How to Keep Your Beloved Clothes for Life – Clothing Maintenance & Repair
This article was written by Anca at ethical.net – a social enterprise building a platform for discovering ethical brands and products.
Happily, if you don’t want to buy new stuff — even the kind that lasts a lifetime — you can repair, maintain and prolong the life of your beloved clothes.
I’ve seen too many perfectly good jackets thrown away just because the zipper wasn’t working. That very jacket was the result of large amounts of energy put into its production and distribution, with materials that most likely have been “harvested” from various parts of the globe.

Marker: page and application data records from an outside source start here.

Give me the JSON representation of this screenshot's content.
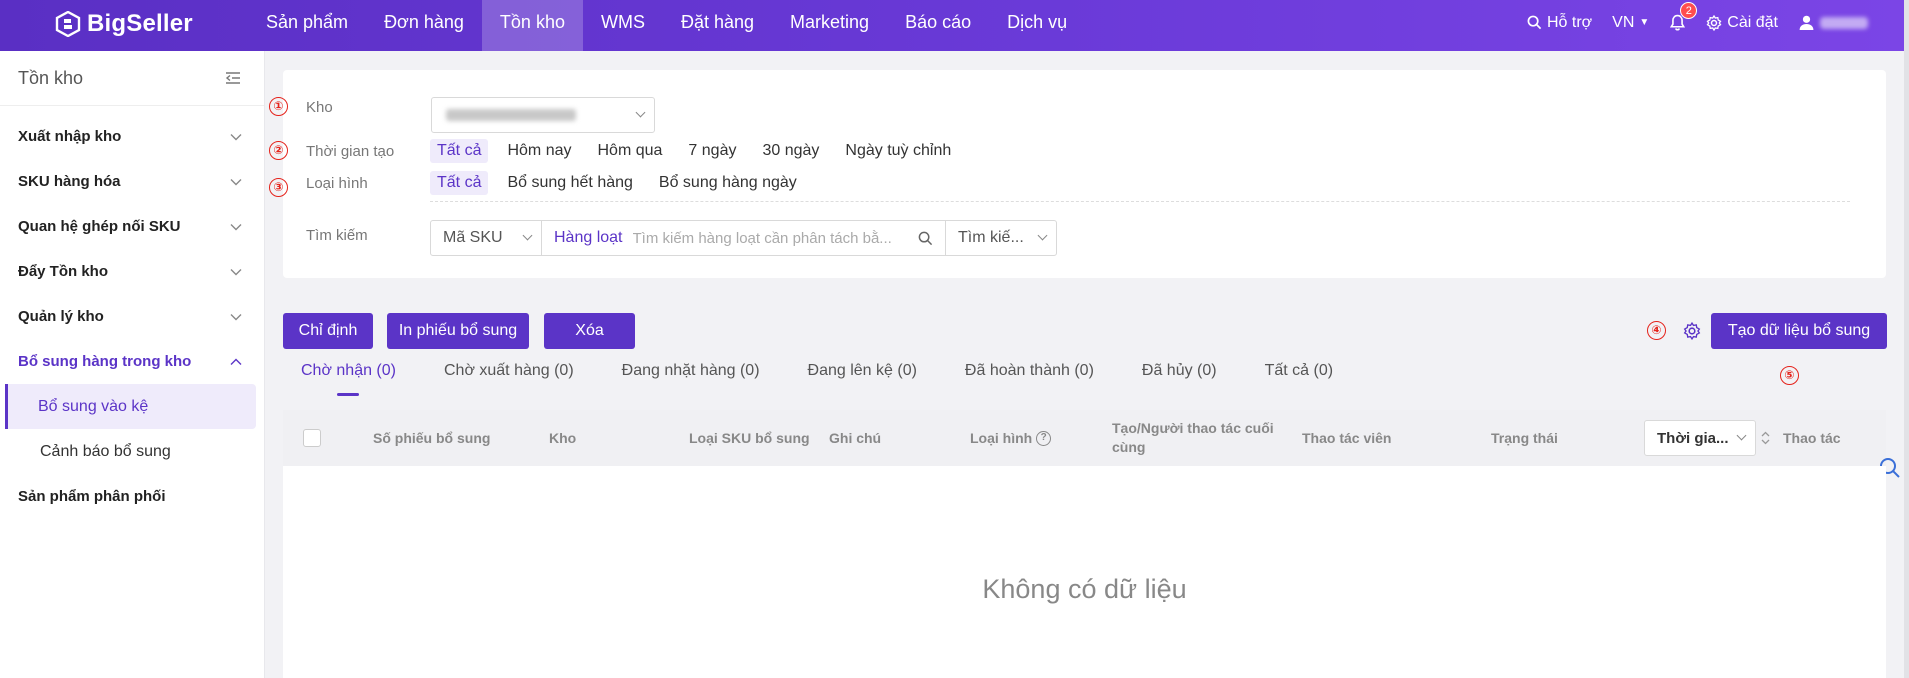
{
  "brand": {
    "name": "BigSeller"
  },
  "nav": {
    "items": [
      "Sản phẩm",
      "Đơn hàng",
      "Tồn kho",
      "WMS",
      "Đặt hàng",
      "Marketing",
      "Báo cáo",
      "Dịch vụ"
    ],
    "active_index": 2
  },
  "topright": {
    "support": "Hỗ trợ",
    "language": "VN",
    "notifications": "2",
    "settings": "Cài đặt"
  },
  "sidebar": {
    "title": "Tồn kho",
    "items": [
      {
        "label": "Xuất nhập kho"
      },
      {
        "label": "SKU hàng hóa"
      },
      {
        "label": "Quan hệ ghép nối SKU"
      },
      {
        "label": "Đẩy Tồn kho"
      },
      {
        "label": "Quản lý kho"
      },
      {
        "label": "Bổ sung hàng trong kho"
      }
    ],
    "subitems": [
      "Bổ sung vào kệ",
      "Cảnh báo bổ sung"
    ],
    "last_item": "Sản phẩm phân phối"
  },
  "filters": {
    "warehouse_label": "Kho",
    "time_label": "Thời gian tạo",
    "time_options": [
      "Tất cả",
      "Hôm nay",
      "Hôm qua",
      "7 ngày",
      "30 ngày",
      "Ngày tuỳ chỉnh"
    ],
    "type_label": "Loại hình",
    "type_options": [
      "Tất cả",
      "Bổ sung hết hàng",
      "Bổ sung hàng ngày"
    ],
    "search_label": "Tìm kiếm",
    "search_field": "Mã SKU",
    "batch_label": "Hàng loạt",
    "search_placeholder": "Tìm kiếm hàng loạt cần phân tách bằ...",
    "search_mode": "Tìm kiế..."
  },
  "markers": [
    "①",
    "②",
    "③",
    "④",
    "⑤"
  ],
  "actions": {
    "assign": "Chỉ định",
    "print": "In phiếu bổ sung",
    "delete": "Xóa",
    "create": "Tạo dữ liệu bổ sung"
  },
  "tabs": [
    "Chờ nhận (0)",
    "Chờ xuất hàng (0)",
    "Đang nhặt hàng (0)",
    "Đang lên kệ (0)",
    "Đã hoàn thành (0)",
    "Đã hủy (0)",
    "Tất cả (0)"
  ],
  "table": {
    "columns": {
      "number": "Số phiếu bổ sung",
      "warehouse": "Kho",
      "sku_type": "Loại SKU bổ sung",
      "note": "Ghi chú",
      "type": "Loại hình",
      "creator": "Tạo/Người thao tác cuối cùng",
      "operator": "Thao tác viên",
      "status": "Trạng thái",
      "time_select": "Thời gia...",
      "action": "Thao tác"
    },
    "empty_text": "Không có dữ liệu"
  },
  "colors": {
    "primary": "#5b34c7",
    "marker": "#e5231b"
  }
}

Hm, have we really forgotten what it means to repair clothing?
Kurt Vonnegut said it best: “Another flaw in the human character is that everybody wants to build, and nobody wants to do maintenance”. It can be applied to production of pretty much everything. In the unsustainable craziness that got hold of our species, we ended up making poor quality products, piling them high and selling them cheap, rather than creating quality products that last longer and can be easily maintained, mended, fixed, darned…
In my childhood — just a few decades ago — it was inconceivable to throw away a piece of clothing before it became beyond repair. I grew up wearing my elder siblings’ clothes and it made perfect sense to repair clothing. This inter-generational swap turned clothes into well-loved and valuable items squeezed for years for every fiber and ounce of life, until the colors would fade away along with the worn-out heart shaped patches.

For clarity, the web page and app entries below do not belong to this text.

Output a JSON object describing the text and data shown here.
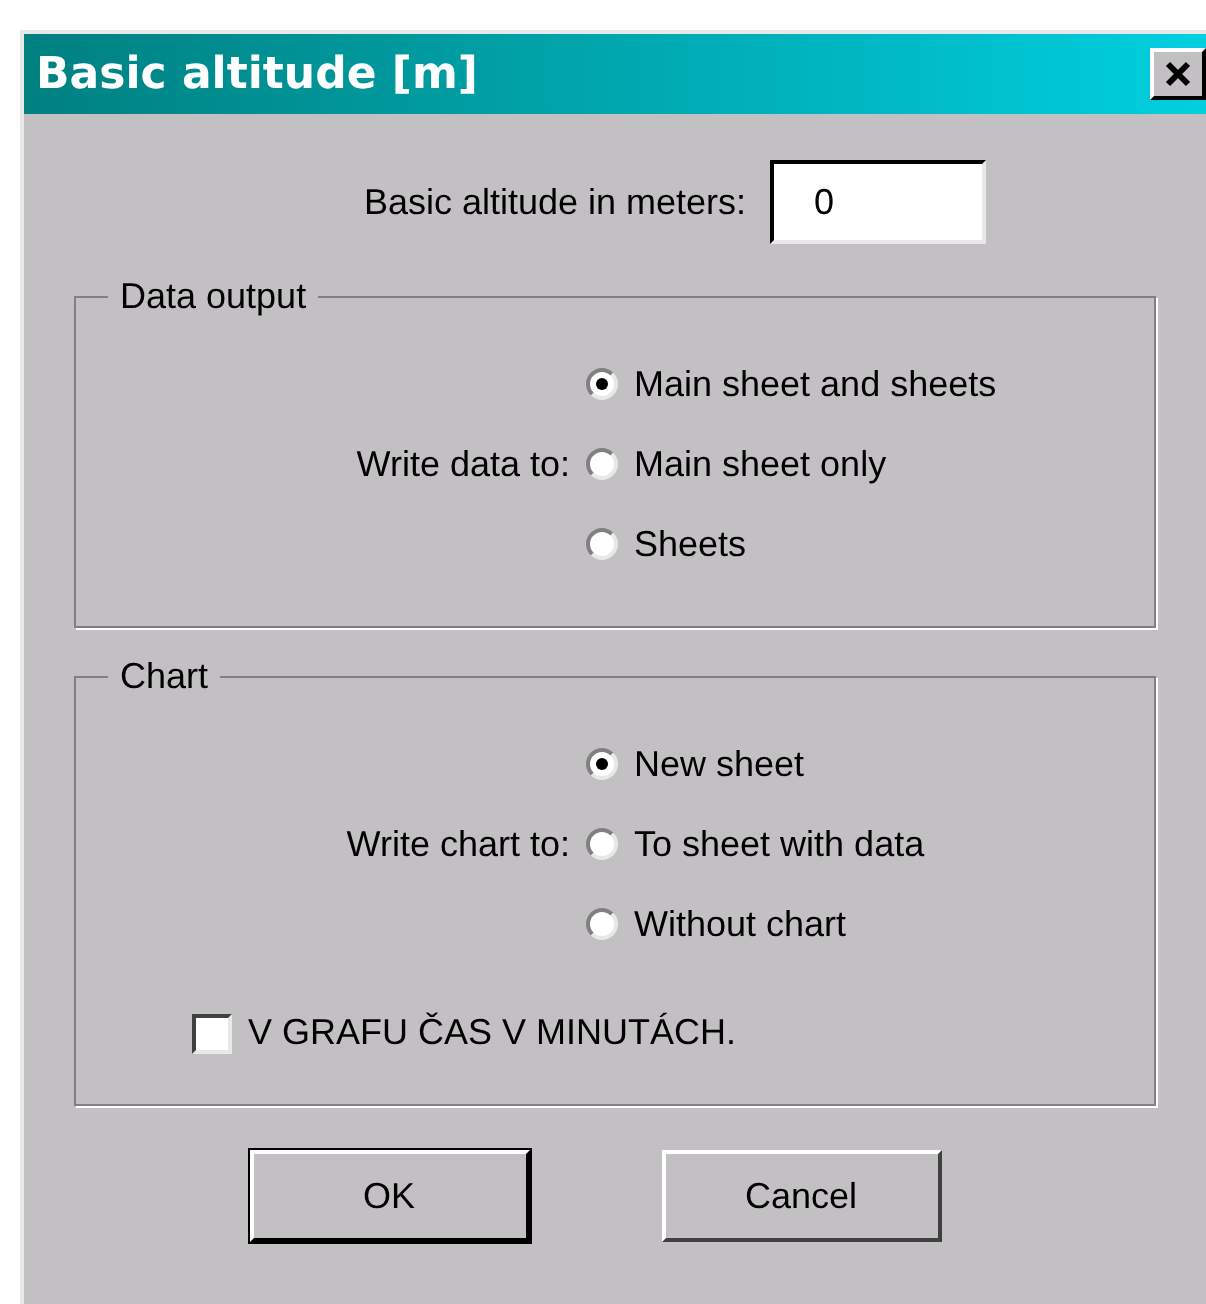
{
  "window": {
    "title": "Basic altitude [m]"
  },
  "altitude": {
    "label": "Basic altitude in meters:",
    "value": "0"
  },
  "groups": [
    {
      "title": "Data output",
      "label": "Write data to:",
      "options": [
        {
          "label": "Main sheet and sheets",
          "selected": true
        },
        {
          "label": "Main sheet only",
          "selected": false
        },
        {
          "label": "Sheets",
          "selected": false
        }
      ]
    },
    {
      "title": "Chart",
      "label": "Write chart to:",
      "options": [
        {
          "label": "New sheet",
          "selected": true
        },
        {
          "label": "To sheet with data",
          "selected": false
        },
        {
          "label": "Without chart",
          "selected": false
        }
      ],
      "checkbox": {
        "label": "V GRAFU ČAS V MINUTÁCH.",
        "checked": false
      }
    }
  ],
  "buttons": [
    {
      "label": "OK",
      "default": true
    },
    {
      "label": "Cancel",
      "default": false
    }
  ]
}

My grandmothers would take pride in their mending skills and Singer sewing machines. In the last few decades, with the many cheap clothes flooding the world, there was a general feeling that mending was a dying habit. Still popular in certain countries, usually associated with poverty or at least a lack of financial resources, mending is finding its way back even in so called prosperous societies that guzzle fast fashion down at a worrying rate.
It won’t stop mending, repair, and clothing alterations shops and tailors from disappearing off the map of independent businesses, but the corner knitting associations, bloggers and charities are making sure they bring mending back. It might be nostalgia too, but it’s also the best way individuals can fight back, showing the fashion industry that it needs to change its ways now, before it’s too late.
Meet the Menders, Darners and Fixers
Yes, they exist and sometimes even thrive. If mending is not your cup of tea or if you simply don’t know how to repair clothing, chances are you are within walking distance from someone willing to fix your favorite sweater for a small fee, a large fee, or for free.
For instance, in Brighton, UK, we discovered The Visible Mending Programme ⎯ “a self-taught textiles practitioner” working mostly in wool. It’s a personal exploration in traditional techniques for creating and repairing textiles, but something exciting can come out of this. Have a look.
Some people not only make their clothes from scratch, they also blog about it. This is the kind of DIY achievement that encourages you to share and spread the good deed. Check out Karen Templer — “devout yarnophile and knitting enabler” and her Fringe Association blog. You can find out why she makes her own clothes. Knowing where they come from and simply because it’s fun, are high on her list of priorities.
There are books too. Take for instance Mending Matters: Stitch, Patch, and Repair Your Favorite Denim & More published this autumn. The book contains how-to projects to repair clothing, essays on slow fashion, the author’s fashion fast, and other such treats. Look in the unlikely places too, like the Zero Waste Chef. Her main focus is cooking waste free, but her new posts on bags made out of old clothes and leftover materials are a joy to see and, most likely, use. She’ll even teach you how to sew a bento bag.
It’s OK to Be in Fashion. You Own Fashion.
A consumerist society that constantly tells you to be up to date, to be on trend, has no interest in also asking you to be careful where and how you invest. Occasionally, the brands tag washing and drying directions on your clothing, but they’ll hardly ever encourage you to put thread and needle to good use. That needle might bring more benefits than you bargained for. And yes, we will come back and talk about the exceptions too.
So, spread your wings and find the inspiring mending project near you. Or even better: start one. Good luck!